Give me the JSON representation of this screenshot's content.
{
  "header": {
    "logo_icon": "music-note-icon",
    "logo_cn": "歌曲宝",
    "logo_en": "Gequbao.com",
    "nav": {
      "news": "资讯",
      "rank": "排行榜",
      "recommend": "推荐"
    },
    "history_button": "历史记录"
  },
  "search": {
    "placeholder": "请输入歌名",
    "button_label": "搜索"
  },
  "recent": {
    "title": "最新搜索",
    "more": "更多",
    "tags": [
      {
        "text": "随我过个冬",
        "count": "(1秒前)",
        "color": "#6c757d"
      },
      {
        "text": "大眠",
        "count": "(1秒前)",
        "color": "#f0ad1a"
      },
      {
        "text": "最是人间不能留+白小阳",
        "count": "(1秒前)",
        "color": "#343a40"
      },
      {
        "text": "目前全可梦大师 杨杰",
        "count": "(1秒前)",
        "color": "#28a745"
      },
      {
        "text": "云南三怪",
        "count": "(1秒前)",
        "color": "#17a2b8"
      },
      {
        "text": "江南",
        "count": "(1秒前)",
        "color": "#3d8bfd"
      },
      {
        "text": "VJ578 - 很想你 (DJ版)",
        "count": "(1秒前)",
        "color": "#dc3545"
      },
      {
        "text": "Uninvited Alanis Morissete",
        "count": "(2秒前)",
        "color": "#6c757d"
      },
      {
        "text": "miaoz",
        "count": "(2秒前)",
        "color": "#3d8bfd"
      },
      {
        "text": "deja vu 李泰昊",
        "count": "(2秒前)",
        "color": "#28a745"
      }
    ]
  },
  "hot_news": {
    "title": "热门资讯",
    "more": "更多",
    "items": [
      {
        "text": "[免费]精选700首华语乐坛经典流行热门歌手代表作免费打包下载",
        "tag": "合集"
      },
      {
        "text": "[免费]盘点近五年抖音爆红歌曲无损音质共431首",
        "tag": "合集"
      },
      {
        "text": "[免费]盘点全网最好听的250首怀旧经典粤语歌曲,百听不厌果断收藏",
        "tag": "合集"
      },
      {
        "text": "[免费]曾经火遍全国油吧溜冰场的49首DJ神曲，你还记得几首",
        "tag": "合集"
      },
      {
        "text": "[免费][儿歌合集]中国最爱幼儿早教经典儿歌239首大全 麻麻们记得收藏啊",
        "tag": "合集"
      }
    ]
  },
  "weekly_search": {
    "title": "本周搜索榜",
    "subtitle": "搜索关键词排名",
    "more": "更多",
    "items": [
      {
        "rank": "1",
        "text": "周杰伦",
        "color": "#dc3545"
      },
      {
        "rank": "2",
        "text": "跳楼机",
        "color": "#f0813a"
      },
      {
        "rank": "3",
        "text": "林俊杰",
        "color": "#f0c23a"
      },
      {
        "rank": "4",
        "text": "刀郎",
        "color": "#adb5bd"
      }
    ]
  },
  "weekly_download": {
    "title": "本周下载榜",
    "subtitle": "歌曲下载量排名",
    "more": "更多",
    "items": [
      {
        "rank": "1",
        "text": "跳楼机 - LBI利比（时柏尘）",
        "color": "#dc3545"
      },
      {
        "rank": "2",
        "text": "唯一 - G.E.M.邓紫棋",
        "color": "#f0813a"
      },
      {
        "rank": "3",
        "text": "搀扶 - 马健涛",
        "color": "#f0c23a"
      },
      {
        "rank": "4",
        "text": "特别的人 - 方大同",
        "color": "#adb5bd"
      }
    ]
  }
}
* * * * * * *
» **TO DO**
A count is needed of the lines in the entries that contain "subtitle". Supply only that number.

» **TASK SOLUTION**
2